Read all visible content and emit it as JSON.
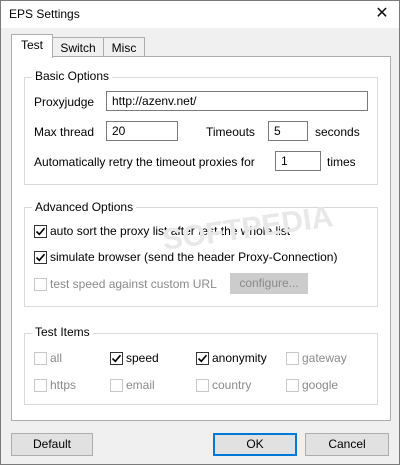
{
  "window": {
    "title": "EPS Settings",
    "close_glyph": "✕"
  },
  "tabs": [
    {
      "label": "Test",
      "active": true
    },
    {
      "label": "Switch",
      "active": false
    },
    {
      "label": "Misc",
      "active": false
    }
  ],
  "basic": {
    "group_label": "Basic Options",
    "proxyjudge_label": "Proxyjudge",
    "proxyjudge_value": "http://azenv.net/",
    "max_thread_label": "Max thread",
    "max_thread_value": "20",
    "timeouts_label": "Timeouts",
    "timeouts_value": "5",
    "seconds_label": "seconds",
    "retry_label": "Automatically retry the timeout proxies for",
    "retry_value": "1",
    "times_label": "times"
  },
  "advanced": {
    "group_label": "Advanced Options",
    "auto_sort": {
      "label": "auto sort the proxy list after test the whole list",
      "checked": true
    },
    "simulate_browser": {
      "label": "simulate browser (send the header Proxy-Connection)",
      "checked": true
    },
    "test_speed": {
      "label": "test speed against custom URL",
      "checked": false,
      "disabled": true
    },
    "configure_label": "configure..."
  },
  "test_items": {
    "group_label": "Test Items",
    "items": [
      {
        "label": "all",
        "checked": false,
        "disabled": true
      },
      {
        "label": "speed",
        "checked": true,
        "disabled": false
      },
      {
        "label": "anonymity",
        "checked": true,
        "disabled": false
      },
      {
        "label": "gateway",
        "checked": false,
        "disabled": true
      },
      {
        "label": "https",
        "checked": false,
        "disabled": true
      },
      {
        "label": "email",
        "checked": false,
        "disabled": true
      },
      {
        "label": "country",
        "checked": false,
        "disabled": true
      },
      {
        "label": "google",
        "checked": false,
        "disabled": true
      }
    ]
  },
  "buttons": {
    "default": "Default",
    "ok": "OK",
    "cancel": "Cancel"
  },
  "watermark": "SOFTPEDIA"
}
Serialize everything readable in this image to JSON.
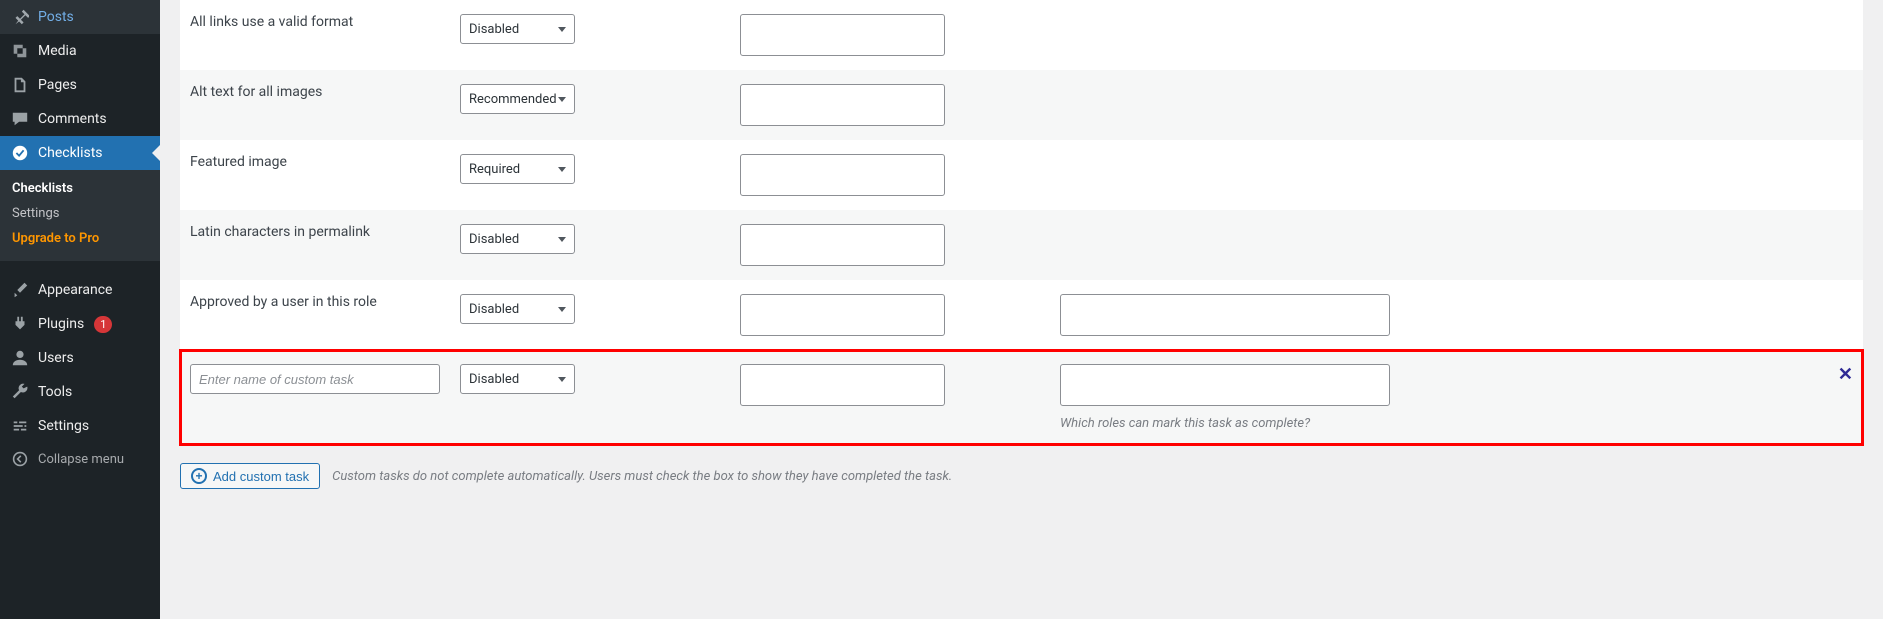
{
  "sidebar": {
    "posts": "Posts",
    "media": "Media",
    "pages": "Pages",
    "comments": "Comments",
    "checklists": "Checklists",
    "sub": {
      "checklists": "Checklists",
      "settings": "Settings",
      "upgrade": "Upgrade to Pro"
    },
    "appearance": "Appearance",
    "plugins": "Plugins",
    "plugins_badge": "1",
    "users": "Users",
    "tools": "Tools",
    "settings": "Settings",
    "collapse": "Collapse menu"
  },
  "rows": {
    "r0": {
      "label": "All links use a valid format",
      "select": "Disabled"
    },
    "r1": {
      "label": "Alt text for all images",
      "select": "Recommended"
    },
    "r2": {
      "label": "Featured image",
      "select": "Required"
    },
    "r3": {
      "label": "Latin characters in permalink",
      "select": "Disabled"
    },
    "r4": {
      "label": "Approved by a user in this role",
      "select": "Disabled"
    },
    "r5": {
      "placeholder": "Enter name of custom task",
      "select": "Disabled",
      "hint": "Which roles can mark this task as complete?"
    }
  },
  "footer": {
    "add_label": "Add custom task",
    "note": "Custom tasks do not complete automatically. Users must check the box to show they have completed the task."
  }
}
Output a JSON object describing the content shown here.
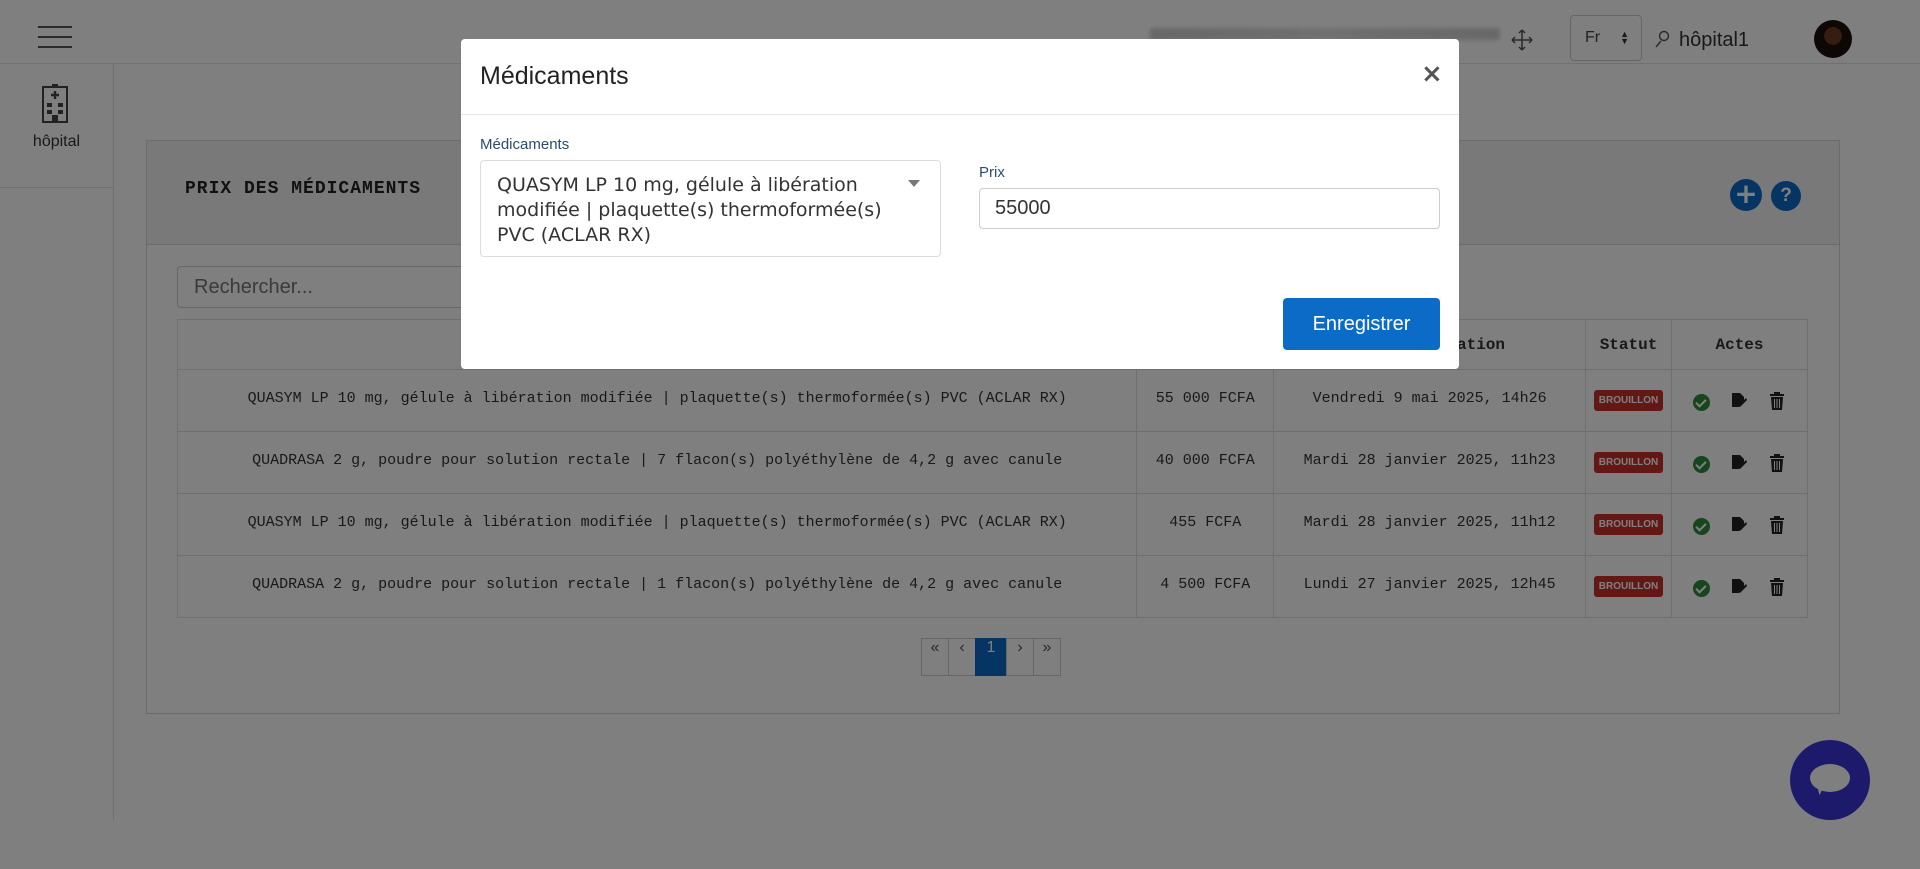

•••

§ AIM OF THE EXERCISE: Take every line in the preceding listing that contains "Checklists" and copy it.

§ RESPONSE TO THE TASK:
    "checklists": "Checklists",
      "checklists": "Checklists",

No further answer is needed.